Puig is trying, reaching out to others around him to ask how he can get better. He took to heart his first meeting with Roberts, who initially said this: "Tell me about your family."
The second topic Roberts raised, after family, was accountability, and Roberts talked about how the manager needed to be accountable to his players, and how the players needed to be accountable to their peers. It wasn't long after that that a throw got past first base in an exhibition and Roberts saw Puig hustling to be exactly where he should be, backing up the play, intercepting the ball and preventing the runner from taking more bases.
Teammates have seen him dig into his preparation with new hitting coach Turner Ward and focus in his at-bats early this season in a way he didn't in 2014 or '15. Opposing pitchers feasted on Puig the past couple of years by repeating the same pattern: Get ahead in the count, then coax him to chase pitches out of the zone, which he did time and again. For teammates, it was like watching a sibling ignore his chores of taking out the trash every day. Puig had 94 plate appearances in 2015 in which he fell into a 1-2 count (one ball, two strikes), and thereafter he batted .187 with three walks and three extra-base hits, whiffing in almost 40 percent of his at-bats.

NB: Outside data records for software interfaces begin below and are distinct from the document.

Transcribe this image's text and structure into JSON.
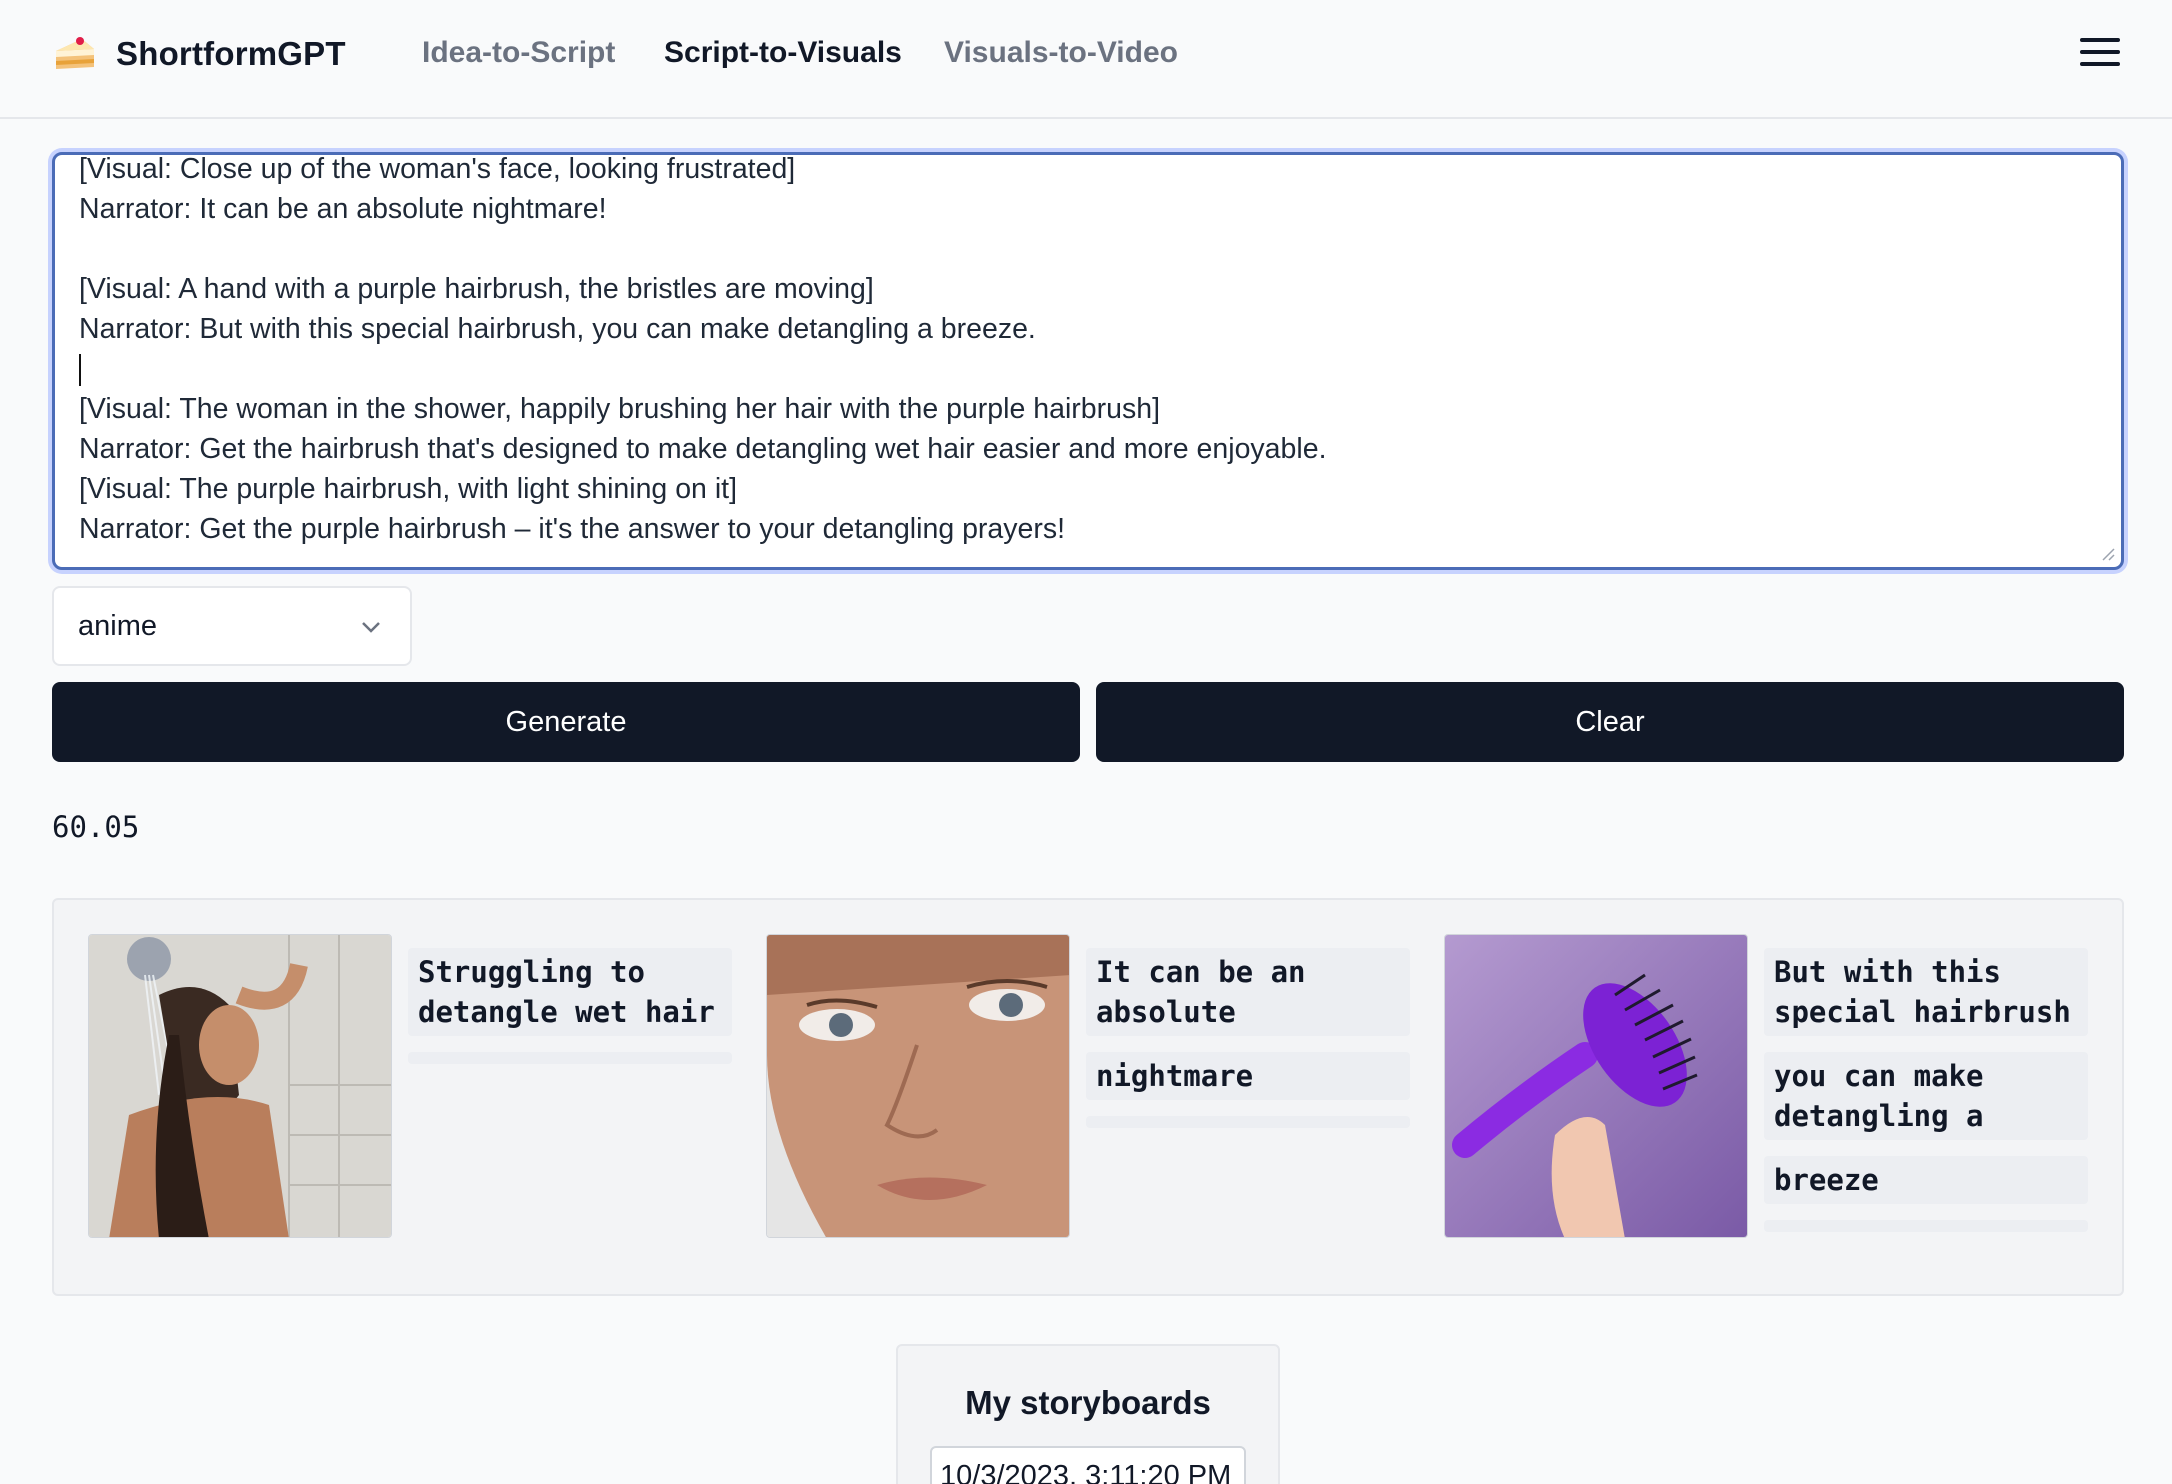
{
  "header": {
    "brand": "ShortformGPT",
    "nav": [
      {
        "label": "Idea-to-Script",
        "active": false
      },
      {
        "label": "Script-to-Visuals",
        "active": true
      },
      {
        "label": "Visuals-to-Video",
        "active": false
      }
    ]
  },
  "script": {
    "lines": [
      "[Visual: Close up of the woman's face, looking frustrated]",
      "Narrator: It can be an absolute nightmare!",
      "",
      "[Visual: A hand with a purple hairbrush, the bristles are moving]",
      "Narrator: But with this special hairbrush, you can make detangling a breeze.",
      "",
      "[Visual: The woman in the shower, happily brushing her hair with the purple hairbrush]",
      "Narrator: Get the hairbrush that's designed to make detangling wet hair easier and more enjoyable.",
      "[Visual: The purple hairbrush, with light shining on it]",
      "Narrator: Get the purple hairbrush – it's the answer to your detangling prayers!"
    ]
  },
  "style_select": {
    "value": "anime"
  },
  "buttons": {
    "generate": "Generate",
    "clear": "Clear"
  },
  "timer": "60.05",
  "storyboard": {
    "scenes": [
      {
        "image": "woman-in-shower",
        "captions": [
          "Struggling to detangle wet hair"
        ]
      },
      {
        "image": "face-close-up",
        "captions": [
          "It can be an absolute",
          "nightmare"
        ]
      },
      {
        "image": "purple-hairbrush",
        "captions": [
          "But with this special hairbrush",
          "you can make detangling a",
          "breeze"
        ]
      }
    ]
  },
  "my_storyboards": {
    "title": "My storyboards",
    "items": [
      "10/3/2023, 3:11:20 PM"
    ]
  },
  "colors": {
    "accent": "#111827",
    "focus_ring": "#4b6cb7",
    "brush_purple": "#8b2be2"
  }
}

In Monday's opener, Puig fell behind in the count 1-2 in two plate appearances -- and drew a walk and clubbed a triple. On Tuesday, the same thing happened: a walk and a triple after he fell to a 1-2 count. In the first two games of the 2016 season, Puig almost matched his entire walk and extra-base production on that count for all of last year.
His teammates see him working hard; they see the effort; they see the change. There are more tests to come, for him and them. He must handle his early success. He must handle failure. He must continue to show up on time, keep putting in his work.
But it's a start, a good start. Yasiel Puig has had a great spring, says his manager.